== Source material

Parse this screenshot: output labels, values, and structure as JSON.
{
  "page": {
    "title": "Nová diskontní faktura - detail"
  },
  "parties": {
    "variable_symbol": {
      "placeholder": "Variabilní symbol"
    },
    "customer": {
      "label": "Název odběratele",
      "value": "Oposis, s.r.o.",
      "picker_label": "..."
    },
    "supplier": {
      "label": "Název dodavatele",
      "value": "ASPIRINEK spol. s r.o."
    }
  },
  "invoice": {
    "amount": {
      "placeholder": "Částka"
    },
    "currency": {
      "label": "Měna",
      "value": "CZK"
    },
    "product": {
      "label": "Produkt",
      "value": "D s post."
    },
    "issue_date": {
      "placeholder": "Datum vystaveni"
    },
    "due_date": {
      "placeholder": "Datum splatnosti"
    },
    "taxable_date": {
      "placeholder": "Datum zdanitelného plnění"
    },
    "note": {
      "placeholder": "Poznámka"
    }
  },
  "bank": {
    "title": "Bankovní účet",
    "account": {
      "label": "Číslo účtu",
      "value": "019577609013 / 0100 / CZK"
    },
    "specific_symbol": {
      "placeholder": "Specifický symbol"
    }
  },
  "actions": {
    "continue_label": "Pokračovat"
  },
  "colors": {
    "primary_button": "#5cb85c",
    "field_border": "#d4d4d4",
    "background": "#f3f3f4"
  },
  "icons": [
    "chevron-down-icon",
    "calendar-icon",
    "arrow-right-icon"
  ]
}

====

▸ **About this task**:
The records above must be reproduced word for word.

▸ **Output below**:
Parse this screenshot: output labels, values, and structure as JSON.
{
  "page": {
    "title": "Nová diskontní faktura - detail"
  },
  "parties": {
    "variable_symbol": {
      "placeholder": "Variabilní symbol"
    },
    "customer": {
      "label": "Název odběratele",
      "value": "Oposis, s.r.o.",
      "picker_label": "..."
    },
    "supplier": {
      "label": "Název dodavatele",
      "value": "ASPIRINEK spol. s r.o."
    }
  },
  "invoice": {
    "amount": {
      "placeholder": "Částka"
    },
    "currency": {
      "label": "Měna",
      "value": "CZK"
    },
    "product": {
      "label": "Produkt",
      "value": "D s post."
    },
    "issue_date": {
      "placeholder": "Datum vystaveni"
    },
    "due_date": {
      "placeholder": "Datum splatnosti"
    },
    "taxable_date": {
      "placeholder": "Datum zdanitelného plnění"
    },
    "note": {
      "placeholder": "Poznámka"
    }
  },
  "bank": {
    "title": "Bankovní účet",
    "account": {
      "label": "Číslo účtu",
      "value": "019577609013 / 0100 / CZK"
    },
    "specific_symbol": {
      "placeholder": "Specifický symbol"
    }
  },
  "actions": {
    "continue_label": "Pokračovat"
  },
  "colors": {
    "primary_button": "#5cb85c",
    "field_border": "#d4d4d4",
    "background": "#f3f3f4"
  },
  "icons": [
    "chevron-down-icon",
    "calendar-icon",
    "arrow-right-icon"
  ]
}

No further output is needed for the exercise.